How nice. They get angry when they perceive Americans to be intruding on their sovereignty, but they have no compunction whatsoever about intruding on American sovereignty in several different ways, from protesting tougher immigration laws and border controls to agitating for gun bans. I realize the culture’s different down there, and I suppose that’s what Garza was getting at when he referred to “Mexico’s traditional notions of sovereignty,” but it’d be nice if Mexico stopped meddling in our business as they think our government is doing when the government shifts the drones’ cameras slightly to the south. It strikes me that such is a hell of a lot less intrusive than their citizens and government officials coming to our country and demanding we change our laws to suit them.

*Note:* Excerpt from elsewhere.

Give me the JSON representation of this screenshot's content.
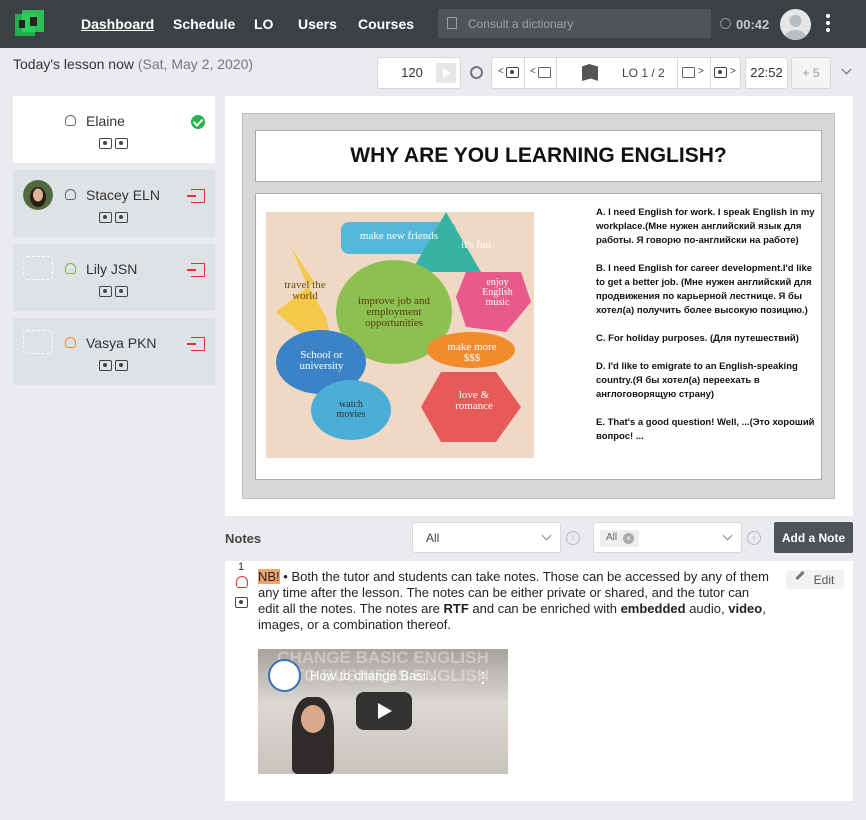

Wow, Paul Helmke is losing it.

November 20, 2010

Bob S. fisks him more than well enough, but really, Paul?

NRA Sides With Mass Killers Over ATF

That would more accurately read “NRA Sides with Peaceable, Law-Abiding American Gun Owners Over The American Version of the the Committee for the Propagation of Virtue and the Prevention of Vice.” It’s about bloody fucking time the NRA stood up for the interests of its membership, considering how they rolled over on their backs when Eric Holder was nominated for Attorney General.

Personally, though, I think it’s at least a bit laughable that the NRA would come out in such blatant opposition to Andrew Traver, considering how the organization supports the existence of the ATF to begin with. I realize it may not be politically feasible to get rid of the ATF any time soon, and that the NRA’s move is just the way they “play the game,” but there’s never going to be anyone in charge of the ATF who’s any better than indifferent to the right to keep and bear arms. And the sooner the NRA recognizes that and acts accordingly, the better.